§ **MATERIAL FOR THIS EXERCISE**:
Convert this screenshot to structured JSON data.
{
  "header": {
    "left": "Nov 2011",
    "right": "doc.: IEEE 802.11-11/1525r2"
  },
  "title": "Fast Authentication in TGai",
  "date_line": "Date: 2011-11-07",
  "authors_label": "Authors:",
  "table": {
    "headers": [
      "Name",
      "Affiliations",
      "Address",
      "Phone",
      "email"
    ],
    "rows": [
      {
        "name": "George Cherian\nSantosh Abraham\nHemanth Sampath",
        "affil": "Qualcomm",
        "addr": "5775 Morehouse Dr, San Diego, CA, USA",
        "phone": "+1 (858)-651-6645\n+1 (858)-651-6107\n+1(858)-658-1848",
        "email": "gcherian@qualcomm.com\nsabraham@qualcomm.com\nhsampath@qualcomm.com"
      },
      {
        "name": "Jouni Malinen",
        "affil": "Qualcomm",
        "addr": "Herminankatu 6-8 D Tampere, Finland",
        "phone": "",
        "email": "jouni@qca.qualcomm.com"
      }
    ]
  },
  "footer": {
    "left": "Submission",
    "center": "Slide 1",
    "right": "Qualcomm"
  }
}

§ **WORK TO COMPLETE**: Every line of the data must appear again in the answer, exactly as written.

§ **SOLUTION TO THIS TASK**:
Convert this screenshot to structured JSON data.
{
  "header": {
    "left": "Nov 2011",
    "right": "doc.: IEEE 802.11-11/1525r2"
  },
  "title": "Fast Authentication in TGai",
  "date_line": "Date: 2011-11-07",
  "authors_label": "Authors:",
  "table": {
    "headers": [
      "Name",
      "Affiliations",
      "Address",
      "Phone",
      "email"
    ],
    "rows": [
      {
        "name": "George Cherian\nSantosh Abraham\nHemanth Sampath",
        "affil": "Qualcomm",
        "addr": "5775 Morehouse Dr, San Diego, CA, USA",
        "phone": "+1 (858)-651-6645\n+1 (858)-651-6107\n+1(858)-658-1848",
        "email": "gcherian@qualcomm.com\nsabraham@qualcomm.com\nhsampath@qualcomm.com"
      },
      {
        "name": "Jouni Malinen",
        "affil": "Qualcomm",
        "addr": "Herminankatu 6-8 D Tampere, Finland",
        "phone": "",
        "email": "jouni@qca.qualcomm.com"
      }
    ]
  },
  "footer": {
    "left": "Submission",
    "center": "Slide 1",
    "right": "Qualcomm"
  }
}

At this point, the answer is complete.